jon secada
The arrival of any new trend in popular music inevitably will produce both leaders and followers, innovators and imitators. In the Latin pop explosion now sweeping the international music scene, Jon Secada has been both a leader and an innovator. In the course of his remarkable career, Jon has earned two Grammy Awards (for Best Latin Pop Album and Best Latin Pop Performance) and career album sales of more than 20 million units worldwide. He has not only topped both the Pop and Latin charts with his own recordings, but has written and/or produced landmark songs for such rising stars as Ricky Martin ("She's All I Ever Had") and Jennifer Lopez ("Baila"). learn more

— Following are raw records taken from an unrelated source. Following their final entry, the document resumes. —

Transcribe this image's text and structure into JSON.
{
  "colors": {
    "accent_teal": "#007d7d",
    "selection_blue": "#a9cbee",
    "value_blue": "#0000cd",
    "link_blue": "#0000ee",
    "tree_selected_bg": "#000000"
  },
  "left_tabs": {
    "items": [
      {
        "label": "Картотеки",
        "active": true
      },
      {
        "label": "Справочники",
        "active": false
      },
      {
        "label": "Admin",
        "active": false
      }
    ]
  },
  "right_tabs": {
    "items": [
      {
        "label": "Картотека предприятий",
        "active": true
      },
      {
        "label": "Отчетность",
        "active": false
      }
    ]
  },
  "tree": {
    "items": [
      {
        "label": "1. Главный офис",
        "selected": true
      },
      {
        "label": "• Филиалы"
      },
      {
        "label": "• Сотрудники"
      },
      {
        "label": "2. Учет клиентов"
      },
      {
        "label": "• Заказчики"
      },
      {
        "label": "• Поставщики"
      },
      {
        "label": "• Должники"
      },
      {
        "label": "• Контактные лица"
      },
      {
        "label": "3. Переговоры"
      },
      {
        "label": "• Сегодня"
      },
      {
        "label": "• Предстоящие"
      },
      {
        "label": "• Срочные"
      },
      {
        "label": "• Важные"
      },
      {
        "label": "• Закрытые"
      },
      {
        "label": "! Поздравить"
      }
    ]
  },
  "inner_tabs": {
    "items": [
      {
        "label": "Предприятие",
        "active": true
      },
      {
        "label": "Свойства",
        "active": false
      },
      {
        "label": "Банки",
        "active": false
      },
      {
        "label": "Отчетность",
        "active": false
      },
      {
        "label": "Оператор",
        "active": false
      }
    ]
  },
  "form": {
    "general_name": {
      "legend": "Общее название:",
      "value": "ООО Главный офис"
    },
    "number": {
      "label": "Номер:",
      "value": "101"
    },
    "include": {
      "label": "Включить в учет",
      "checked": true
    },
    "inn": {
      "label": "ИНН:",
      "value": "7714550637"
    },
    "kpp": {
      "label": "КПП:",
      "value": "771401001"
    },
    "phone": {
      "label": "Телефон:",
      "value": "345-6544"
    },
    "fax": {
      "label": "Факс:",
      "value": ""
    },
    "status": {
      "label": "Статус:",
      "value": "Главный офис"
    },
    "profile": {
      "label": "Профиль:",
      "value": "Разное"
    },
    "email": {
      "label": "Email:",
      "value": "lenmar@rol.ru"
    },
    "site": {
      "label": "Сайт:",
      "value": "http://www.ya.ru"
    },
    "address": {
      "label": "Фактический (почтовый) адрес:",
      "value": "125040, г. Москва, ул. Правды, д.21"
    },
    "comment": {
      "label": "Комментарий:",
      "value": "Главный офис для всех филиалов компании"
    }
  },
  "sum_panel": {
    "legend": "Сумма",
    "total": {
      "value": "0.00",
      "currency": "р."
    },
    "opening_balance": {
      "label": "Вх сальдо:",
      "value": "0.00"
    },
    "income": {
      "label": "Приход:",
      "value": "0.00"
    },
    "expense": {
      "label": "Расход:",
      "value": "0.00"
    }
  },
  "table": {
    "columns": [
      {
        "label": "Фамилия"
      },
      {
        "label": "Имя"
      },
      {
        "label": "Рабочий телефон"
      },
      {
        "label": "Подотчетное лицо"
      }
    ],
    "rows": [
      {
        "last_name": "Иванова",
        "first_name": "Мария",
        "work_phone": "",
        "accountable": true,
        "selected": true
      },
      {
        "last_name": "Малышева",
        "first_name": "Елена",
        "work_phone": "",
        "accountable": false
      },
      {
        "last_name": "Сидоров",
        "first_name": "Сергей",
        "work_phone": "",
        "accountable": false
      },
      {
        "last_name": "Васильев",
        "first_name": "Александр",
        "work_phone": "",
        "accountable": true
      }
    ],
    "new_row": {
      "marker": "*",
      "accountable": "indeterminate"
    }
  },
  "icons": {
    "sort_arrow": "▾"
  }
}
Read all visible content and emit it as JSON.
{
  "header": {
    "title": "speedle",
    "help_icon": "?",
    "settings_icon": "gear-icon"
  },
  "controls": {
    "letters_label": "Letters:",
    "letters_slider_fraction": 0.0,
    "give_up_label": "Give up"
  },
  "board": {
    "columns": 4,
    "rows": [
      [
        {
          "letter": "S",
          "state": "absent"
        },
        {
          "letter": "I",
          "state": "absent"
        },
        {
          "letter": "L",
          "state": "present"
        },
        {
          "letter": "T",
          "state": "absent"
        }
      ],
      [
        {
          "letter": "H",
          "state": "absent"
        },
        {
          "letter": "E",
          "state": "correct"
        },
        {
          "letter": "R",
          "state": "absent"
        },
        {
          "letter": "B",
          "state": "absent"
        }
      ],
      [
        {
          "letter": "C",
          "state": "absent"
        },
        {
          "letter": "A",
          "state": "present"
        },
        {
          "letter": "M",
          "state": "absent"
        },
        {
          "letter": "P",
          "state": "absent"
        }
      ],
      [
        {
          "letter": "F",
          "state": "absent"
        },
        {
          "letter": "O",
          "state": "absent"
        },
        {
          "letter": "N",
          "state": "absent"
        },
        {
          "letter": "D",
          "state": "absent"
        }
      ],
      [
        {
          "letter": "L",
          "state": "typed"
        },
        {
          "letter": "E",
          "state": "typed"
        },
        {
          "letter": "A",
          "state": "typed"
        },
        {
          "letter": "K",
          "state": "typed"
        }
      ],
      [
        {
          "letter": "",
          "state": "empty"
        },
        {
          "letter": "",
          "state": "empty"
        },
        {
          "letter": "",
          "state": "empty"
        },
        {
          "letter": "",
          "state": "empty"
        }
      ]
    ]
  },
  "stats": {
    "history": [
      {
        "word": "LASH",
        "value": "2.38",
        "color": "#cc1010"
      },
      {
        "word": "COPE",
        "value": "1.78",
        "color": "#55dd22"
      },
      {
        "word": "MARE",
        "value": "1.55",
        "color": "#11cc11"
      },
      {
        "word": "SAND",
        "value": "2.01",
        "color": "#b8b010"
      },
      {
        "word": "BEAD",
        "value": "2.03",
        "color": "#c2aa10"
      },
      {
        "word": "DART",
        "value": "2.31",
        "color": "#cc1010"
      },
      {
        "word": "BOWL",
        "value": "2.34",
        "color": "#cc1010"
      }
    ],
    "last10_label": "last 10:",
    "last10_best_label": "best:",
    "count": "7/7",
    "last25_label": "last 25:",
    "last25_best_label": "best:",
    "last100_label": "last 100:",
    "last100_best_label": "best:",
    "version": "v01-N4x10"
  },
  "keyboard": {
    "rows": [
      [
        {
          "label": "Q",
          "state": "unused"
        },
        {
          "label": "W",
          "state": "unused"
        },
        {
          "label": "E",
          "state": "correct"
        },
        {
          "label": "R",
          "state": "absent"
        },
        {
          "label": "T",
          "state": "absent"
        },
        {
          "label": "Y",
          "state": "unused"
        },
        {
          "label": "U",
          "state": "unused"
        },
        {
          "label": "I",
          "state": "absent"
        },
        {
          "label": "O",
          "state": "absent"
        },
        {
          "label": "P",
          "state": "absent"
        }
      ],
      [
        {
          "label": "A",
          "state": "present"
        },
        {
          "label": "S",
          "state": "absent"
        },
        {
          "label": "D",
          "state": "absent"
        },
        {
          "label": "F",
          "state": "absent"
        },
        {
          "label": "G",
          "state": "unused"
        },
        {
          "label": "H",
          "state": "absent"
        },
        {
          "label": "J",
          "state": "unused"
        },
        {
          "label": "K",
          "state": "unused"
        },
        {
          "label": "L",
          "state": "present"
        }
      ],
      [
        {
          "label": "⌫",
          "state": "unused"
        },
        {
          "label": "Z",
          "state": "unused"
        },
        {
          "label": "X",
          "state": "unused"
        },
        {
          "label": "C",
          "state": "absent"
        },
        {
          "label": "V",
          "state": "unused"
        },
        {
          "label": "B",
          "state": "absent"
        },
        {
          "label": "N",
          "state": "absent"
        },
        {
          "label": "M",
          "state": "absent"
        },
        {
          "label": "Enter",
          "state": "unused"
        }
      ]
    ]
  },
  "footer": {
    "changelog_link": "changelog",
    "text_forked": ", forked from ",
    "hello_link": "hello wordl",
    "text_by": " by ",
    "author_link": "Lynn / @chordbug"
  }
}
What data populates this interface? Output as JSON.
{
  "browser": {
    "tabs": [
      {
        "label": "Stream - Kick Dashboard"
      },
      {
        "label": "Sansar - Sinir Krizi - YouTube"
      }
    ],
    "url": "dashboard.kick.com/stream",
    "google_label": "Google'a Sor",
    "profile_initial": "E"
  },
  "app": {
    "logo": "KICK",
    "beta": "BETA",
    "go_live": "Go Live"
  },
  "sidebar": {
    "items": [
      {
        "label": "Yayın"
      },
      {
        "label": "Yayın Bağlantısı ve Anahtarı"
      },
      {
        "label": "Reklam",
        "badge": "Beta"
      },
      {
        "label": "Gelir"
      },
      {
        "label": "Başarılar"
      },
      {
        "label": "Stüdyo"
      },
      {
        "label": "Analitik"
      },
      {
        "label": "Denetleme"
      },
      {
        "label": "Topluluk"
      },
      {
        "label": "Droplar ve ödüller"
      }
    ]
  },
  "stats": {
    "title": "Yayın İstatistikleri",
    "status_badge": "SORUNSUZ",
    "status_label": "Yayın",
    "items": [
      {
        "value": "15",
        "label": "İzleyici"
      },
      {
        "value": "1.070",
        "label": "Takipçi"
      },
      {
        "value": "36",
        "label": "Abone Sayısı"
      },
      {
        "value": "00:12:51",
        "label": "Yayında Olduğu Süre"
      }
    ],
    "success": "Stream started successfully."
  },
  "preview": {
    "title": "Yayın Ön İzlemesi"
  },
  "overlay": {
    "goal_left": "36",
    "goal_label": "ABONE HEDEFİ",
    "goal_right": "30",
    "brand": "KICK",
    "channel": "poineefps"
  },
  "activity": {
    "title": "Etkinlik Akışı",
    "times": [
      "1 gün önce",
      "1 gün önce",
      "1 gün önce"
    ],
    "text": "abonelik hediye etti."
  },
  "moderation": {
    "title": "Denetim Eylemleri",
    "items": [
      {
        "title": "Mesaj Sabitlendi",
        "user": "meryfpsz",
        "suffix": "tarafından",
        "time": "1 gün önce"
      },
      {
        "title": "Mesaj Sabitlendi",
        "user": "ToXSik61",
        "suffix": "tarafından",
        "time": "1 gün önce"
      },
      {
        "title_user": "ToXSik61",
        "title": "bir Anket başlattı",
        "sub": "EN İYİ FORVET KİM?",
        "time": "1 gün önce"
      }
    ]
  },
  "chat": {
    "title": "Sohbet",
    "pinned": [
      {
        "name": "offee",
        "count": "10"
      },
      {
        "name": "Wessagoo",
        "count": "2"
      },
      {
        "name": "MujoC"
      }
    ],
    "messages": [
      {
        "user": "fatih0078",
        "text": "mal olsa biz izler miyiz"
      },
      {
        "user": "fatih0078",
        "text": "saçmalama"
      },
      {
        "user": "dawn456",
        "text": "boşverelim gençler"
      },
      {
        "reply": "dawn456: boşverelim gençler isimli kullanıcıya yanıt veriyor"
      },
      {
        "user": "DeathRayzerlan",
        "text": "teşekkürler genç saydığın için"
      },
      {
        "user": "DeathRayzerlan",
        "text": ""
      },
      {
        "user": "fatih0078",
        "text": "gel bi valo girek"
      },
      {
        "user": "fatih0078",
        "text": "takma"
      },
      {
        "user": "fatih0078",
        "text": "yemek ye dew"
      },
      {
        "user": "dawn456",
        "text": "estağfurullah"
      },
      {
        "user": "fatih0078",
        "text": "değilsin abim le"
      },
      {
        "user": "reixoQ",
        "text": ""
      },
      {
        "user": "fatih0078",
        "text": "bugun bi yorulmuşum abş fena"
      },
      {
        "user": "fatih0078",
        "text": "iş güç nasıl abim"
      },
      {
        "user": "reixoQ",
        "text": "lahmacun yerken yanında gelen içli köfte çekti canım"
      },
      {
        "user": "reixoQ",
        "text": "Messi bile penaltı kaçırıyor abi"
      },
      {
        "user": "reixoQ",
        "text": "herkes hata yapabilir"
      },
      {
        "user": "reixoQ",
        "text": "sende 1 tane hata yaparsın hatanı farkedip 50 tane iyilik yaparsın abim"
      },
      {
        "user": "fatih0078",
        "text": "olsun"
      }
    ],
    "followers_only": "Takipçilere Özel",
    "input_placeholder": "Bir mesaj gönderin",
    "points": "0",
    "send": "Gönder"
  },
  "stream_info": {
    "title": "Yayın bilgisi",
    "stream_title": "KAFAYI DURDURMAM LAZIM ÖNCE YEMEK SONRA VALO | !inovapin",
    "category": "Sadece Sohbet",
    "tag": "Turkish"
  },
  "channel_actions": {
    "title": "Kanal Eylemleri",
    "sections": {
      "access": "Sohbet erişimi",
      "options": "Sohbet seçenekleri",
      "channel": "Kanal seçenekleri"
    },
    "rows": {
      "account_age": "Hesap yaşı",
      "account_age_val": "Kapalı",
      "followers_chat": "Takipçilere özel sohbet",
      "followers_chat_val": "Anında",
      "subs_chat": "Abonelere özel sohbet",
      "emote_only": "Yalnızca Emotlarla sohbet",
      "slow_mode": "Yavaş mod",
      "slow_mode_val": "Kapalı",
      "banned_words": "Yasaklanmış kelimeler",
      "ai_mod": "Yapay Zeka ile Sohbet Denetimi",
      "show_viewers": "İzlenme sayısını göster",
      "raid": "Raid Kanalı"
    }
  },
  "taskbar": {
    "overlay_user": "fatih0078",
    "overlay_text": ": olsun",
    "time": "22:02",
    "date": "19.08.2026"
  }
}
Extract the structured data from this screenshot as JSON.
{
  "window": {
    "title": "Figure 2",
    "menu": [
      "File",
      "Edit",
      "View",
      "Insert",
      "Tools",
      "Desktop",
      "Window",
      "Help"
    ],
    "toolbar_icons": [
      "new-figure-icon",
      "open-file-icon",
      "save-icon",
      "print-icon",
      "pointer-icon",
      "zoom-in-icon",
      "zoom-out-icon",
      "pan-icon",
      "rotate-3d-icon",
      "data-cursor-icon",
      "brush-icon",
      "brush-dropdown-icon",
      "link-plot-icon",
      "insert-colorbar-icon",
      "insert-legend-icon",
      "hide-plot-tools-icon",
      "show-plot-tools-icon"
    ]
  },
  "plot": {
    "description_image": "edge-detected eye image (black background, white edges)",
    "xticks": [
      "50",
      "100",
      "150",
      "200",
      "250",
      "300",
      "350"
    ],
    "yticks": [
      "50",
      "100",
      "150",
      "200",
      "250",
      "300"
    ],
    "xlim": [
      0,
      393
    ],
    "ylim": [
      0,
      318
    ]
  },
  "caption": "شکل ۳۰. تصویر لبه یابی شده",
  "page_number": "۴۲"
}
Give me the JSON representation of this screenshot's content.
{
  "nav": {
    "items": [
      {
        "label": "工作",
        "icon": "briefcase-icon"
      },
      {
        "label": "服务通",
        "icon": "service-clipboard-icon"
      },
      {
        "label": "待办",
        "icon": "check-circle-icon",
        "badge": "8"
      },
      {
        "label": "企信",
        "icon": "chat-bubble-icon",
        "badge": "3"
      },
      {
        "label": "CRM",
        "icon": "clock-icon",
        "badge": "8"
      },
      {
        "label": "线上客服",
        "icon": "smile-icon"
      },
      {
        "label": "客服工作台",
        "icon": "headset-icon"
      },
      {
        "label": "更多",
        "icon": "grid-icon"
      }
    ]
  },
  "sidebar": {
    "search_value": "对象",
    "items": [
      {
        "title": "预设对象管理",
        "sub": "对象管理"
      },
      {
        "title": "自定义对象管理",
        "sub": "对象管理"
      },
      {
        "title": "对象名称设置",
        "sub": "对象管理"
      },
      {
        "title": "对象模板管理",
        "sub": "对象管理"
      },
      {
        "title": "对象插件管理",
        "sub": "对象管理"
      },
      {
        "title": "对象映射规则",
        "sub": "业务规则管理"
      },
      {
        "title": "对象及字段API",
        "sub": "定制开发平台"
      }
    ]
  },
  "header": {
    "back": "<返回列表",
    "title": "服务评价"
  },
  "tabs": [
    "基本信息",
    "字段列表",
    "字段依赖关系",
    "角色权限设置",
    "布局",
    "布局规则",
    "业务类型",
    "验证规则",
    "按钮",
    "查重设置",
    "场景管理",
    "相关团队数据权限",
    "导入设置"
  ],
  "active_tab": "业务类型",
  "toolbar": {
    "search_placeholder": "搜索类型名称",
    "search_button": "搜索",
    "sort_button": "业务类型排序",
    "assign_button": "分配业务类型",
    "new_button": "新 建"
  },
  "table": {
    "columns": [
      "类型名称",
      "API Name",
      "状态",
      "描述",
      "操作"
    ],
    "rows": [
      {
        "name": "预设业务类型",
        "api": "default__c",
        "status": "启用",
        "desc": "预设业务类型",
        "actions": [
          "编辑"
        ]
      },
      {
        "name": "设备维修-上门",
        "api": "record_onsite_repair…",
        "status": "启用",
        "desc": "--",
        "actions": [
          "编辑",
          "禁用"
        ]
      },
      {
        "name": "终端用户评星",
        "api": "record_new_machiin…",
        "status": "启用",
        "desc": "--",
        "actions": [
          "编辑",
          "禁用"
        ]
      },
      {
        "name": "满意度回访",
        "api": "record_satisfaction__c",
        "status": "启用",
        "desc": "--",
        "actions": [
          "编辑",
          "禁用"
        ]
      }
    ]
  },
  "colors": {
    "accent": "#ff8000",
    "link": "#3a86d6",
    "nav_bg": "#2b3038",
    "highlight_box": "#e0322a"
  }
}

gloria estefan
As one of the biggest new stars to emerge during the mid-'80s, singer Gloria Estefan predated the coming Latin pop explosion by a decade, scoring a series of propulsive dance hits rooted in the rhythms of her native Cuba before shifting her focus to softer, more ballad-oriented fare. Born Gloria Fajardo in Havana on September 1, 1957, she was raised primarily in Miami, FL, after her father, a bodyguard in the employ of Cuban president Fulgencio Batista, was forced to flee the island following the 1959 coup helmed by Fidel Castro. In the fall of 1975, Fajardo and her cousin Merci Murciano auditioned for the Miami Latin Boys, a local wedding band headed by keyboardist Emilio Estefan. learn more

los lobos
Los Lobos was one of America's most distinctive and original bands of the '80s. They may have had a hit with "La Bamba" in 1987, yet that cover barely scratches the surface of their talents. Los Lobos is eclectic in the best sense of the word. While they draw equally from rock, Tex-Mex, country, folk, R&B, blues, and traditional Spanish and Mexican music, their music never sounds forced or self-conscious. Instead, all of their influences become one graceful, gritty sound. From their very first recordings their rich musicality was apparent; on nearly every subsequent record they have found ways to redefine and expand their sound, without ever straying from the musical traditions that form the heart and soul of the band. learn more